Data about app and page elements
......
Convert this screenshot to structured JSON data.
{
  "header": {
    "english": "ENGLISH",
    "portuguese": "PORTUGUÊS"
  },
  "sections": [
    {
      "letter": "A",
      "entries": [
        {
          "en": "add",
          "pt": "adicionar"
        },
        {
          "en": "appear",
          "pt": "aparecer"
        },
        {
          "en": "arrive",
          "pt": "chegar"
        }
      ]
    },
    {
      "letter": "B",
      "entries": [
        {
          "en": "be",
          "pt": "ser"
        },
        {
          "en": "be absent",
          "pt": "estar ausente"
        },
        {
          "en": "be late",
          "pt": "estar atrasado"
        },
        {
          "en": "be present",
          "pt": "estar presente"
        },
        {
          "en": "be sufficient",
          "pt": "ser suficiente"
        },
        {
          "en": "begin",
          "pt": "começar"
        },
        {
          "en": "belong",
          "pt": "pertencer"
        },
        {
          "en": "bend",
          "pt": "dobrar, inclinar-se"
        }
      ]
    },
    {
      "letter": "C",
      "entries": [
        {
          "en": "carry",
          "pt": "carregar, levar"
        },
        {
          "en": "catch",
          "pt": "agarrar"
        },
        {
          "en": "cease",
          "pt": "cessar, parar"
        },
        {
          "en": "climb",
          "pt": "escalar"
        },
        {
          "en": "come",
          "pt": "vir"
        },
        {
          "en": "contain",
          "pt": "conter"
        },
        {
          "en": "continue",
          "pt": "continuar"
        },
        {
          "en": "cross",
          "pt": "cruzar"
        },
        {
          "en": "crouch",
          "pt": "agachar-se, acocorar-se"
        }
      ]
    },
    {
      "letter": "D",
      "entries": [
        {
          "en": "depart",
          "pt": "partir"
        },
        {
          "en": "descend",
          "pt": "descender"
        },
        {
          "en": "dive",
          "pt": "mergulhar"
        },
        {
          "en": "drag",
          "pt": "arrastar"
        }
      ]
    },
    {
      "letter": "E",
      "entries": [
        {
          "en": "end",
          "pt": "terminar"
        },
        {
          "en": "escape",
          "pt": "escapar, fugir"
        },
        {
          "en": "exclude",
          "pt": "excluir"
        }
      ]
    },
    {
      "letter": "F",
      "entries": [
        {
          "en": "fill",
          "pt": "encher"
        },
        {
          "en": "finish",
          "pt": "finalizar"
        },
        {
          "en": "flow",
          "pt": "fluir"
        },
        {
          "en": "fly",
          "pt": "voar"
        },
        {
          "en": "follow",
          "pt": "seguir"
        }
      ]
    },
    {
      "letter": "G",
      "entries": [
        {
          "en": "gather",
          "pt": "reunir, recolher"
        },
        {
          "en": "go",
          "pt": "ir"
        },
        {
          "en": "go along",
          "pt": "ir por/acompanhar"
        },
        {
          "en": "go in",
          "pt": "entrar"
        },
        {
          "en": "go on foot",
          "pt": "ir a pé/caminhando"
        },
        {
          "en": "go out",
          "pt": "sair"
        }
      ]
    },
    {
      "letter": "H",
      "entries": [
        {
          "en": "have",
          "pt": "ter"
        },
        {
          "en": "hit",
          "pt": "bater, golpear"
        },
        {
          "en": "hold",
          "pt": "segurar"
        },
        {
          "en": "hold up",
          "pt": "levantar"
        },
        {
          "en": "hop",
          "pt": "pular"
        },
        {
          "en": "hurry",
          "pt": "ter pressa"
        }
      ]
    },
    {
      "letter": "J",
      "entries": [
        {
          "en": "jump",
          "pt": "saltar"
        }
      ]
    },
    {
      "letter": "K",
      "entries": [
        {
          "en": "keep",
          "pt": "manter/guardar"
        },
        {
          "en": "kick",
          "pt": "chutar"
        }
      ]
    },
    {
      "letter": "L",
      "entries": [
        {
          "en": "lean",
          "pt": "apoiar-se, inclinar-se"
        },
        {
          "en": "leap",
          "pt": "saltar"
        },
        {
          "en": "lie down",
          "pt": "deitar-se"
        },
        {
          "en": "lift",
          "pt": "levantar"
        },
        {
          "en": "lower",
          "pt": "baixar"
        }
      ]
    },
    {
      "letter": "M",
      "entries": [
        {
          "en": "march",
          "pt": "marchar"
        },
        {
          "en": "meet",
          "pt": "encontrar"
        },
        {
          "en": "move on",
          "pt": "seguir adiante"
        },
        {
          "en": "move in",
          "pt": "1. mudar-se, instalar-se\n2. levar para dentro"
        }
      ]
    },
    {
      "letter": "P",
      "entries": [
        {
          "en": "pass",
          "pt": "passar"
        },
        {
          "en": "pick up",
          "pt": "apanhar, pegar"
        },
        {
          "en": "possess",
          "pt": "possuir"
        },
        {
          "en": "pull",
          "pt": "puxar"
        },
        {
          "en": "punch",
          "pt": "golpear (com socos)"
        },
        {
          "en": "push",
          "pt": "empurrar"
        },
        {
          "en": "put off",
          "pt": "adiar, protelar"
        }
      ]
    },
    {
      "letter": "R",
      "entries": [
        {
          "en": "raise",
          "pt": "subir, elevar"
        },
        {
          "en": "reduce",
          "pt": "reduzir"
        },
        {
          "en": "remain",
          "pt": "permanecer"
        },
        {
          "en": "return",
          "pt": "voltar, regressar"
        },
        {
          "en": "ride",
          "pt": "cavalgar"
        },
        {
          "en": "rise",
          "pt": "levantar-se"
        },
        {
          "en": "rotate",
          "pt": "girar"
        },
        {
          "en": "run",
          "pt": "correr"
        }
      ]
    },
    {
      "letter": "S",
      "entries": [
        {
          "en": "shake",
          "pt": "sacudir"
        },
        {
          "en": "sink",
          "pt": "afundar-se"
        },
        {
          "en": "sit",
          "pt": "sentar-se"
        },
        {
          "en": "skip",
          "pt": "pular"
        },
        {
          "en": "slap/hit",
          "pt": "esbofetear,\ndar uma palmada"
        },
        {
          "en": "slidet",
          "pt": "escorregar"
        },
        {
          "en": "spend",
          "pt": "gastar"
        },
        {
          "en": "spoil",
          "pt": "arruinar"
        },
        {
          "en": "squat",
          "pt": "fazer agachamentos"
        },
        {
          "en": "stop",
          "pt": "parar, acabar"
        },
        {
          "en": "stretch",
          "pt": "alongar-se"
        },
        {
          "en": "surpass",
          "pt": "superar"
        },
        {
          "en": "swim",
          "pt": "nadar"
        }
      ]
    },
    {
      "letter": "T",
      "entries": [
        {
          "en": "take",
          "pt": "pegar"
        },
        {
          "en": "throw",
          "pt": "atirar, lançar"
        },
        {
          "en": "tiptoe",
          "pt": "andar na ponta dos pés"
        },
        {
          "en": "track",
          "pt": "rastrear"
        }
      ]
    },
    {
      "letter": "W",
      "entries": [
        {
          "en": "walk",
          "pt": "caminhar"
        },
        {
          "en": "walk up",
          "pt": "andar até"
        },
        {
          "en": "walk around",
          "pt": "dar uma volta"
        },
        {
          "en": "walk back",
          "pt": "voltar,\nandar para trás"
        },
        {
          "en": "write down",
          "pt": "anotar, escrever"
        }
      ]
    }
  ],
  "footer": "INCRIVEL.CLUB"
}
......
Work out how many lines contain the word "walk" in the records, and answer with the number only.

4